DATA PROVIDED:
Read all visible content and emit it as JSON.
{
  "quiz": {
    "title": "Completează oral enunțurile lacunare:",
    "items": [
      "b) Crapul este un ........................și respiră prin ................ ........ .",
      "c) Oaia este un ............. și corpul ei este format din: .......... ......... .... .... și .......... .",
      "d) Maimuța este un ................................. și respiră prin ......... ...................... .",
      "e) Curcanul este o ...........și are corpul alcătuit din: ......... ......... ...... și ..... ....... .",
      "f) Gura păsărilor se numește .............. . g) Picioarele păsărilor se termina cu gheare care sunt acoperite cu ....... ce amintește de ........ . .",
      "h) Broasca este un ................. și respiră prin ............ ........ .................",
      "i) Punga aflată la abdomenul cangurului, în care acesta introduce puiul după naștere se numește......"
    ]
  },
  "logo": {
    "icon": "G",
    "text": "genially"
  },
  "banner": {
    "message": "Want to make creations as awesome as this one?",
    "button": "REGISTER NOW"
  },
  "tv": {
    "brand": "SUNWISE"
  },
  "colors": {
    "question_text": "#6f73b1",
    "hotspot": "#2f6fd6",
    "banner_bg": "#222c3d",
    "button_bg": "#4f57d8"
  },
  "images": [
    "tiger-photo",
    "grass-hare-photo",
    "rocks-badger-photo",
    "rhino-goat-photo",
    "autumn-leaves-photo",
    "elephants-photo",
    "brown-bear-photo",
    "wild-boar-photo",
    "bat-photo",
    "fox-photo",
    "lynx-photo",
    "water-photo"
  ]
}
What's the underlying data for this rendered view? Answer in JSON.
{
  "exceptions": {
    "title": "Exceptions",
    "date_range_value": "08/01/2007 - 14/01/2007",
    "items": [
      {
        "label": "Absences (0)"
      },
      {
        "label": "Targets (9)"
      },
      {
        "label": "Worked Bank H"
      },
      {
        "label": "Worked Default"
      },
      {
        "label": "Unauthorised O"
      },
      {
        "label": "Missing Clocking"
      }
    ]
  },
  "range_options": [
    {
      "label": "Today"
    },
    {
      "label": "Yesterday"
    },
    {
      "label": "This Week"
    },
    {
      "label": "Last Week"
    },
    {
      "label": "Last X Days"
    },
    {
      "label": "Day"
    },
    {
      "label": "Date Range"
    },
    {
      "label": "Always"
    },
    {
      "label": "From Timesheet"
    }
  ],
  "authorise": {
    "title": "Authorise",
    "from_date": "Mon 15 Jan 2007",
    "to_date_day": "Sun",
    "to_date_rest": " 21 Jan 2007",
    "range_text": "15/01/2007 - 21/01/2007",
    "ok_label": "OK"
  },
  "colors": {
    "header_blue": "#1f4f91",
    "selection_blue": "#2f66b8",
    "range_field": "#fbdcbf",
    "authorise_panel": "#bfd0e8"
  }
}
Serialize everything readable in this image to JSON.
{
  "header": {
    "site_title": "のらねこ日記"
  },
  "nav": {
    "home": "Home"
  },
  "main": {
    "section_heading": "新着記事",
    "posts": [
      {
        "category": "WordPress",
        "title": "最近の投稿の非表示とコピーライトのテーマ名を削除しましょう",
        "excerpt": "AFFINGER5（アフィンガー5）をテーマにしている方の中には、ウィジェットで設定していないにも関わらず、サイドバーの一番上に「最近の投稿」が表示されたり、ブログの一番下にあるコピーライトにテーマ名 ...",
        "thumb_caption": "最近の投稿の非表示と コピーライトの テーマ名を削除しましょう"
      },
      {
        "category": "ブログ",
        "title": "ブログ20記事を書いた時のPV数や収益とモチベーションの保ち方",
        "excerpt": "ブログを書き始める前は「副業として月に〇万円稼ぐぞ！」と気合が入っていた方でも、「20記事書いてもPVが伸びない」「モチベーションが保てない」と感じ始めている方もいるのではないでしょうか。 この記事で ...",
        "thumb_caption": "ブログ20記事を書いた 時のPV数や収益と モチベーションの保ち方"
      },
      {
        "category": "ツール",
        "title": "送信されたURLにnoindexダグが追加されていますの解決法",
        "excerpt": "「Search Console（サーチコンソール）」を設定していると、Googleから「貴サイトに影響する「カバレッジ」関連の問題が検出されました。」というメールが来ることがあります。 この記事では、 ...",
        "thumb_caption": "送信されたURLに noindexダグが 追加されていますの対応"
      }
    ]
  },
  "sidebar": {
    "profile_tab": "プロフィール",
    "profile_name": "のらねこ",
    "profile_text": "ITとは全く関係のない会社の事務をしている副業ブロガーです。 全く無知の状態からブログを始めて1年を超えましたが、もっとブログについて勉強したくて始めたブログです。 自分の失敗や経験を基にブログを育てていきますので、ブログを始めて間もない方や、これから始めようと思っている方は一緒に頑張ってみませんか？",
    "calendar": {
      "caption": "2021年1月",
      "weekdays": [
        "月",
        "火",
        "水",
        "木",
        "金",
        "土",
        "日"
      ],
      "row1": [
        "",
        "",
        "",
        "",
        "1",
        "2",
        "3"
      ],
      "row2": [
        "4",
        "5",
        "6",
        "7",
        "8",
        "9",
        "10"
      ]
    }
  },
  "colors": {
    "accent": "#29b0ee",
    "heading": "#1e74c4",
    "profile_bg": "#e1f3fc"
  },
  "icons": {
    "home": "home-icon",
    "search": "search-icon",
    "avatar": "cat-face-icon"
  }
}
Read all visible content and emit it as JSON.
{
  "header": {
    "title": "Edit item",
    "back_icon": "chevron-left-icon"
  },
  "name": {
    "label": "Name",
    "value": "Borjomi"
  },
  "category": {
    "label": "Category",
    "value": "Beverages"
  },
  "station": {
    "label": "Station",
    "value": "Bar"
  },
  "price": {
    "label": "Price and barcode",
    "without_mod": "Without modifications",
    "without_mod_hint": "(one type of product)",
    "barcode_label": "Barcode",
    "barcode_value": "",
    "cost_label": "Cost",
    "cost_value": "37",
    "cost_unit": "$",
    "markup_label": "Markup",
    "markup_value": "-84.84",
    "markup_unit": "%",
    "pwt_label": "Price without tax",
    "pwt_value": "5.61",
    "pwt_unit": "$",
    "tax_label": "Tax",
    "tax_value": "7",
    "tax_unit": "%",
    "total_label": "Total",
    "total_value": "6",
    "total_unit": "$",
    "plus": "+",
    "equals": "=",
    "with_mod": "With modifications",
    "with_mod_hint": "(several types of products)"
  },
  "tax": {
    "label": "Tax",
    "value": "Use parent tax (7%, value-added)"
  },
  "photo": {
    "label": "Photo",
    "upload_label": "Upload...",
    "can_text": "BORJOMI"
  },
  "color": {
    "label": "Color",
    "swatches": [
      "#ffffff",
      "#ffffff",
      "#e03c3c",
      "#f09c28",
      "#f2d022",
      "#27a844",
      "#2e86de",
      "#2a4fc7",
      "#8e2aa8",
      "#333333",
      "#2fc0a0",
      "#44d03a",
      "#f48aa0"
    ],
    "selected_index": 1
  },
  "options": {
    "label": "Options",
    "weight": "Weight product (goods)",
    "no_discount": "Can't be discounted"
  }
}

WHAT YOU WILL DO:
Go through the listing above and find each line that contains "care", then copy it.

SOLUTION FOR THIS TASK:
      "f) Gura păsărilor se numește .............. . g) Picioarele păsărilor se termina cu gheare care sunt acoperite cu ....... ce amintește de ........ . .",
      "i) Punga aflată la abdomenul cangurului, în care acesta introduce puiul după naștere se numește......"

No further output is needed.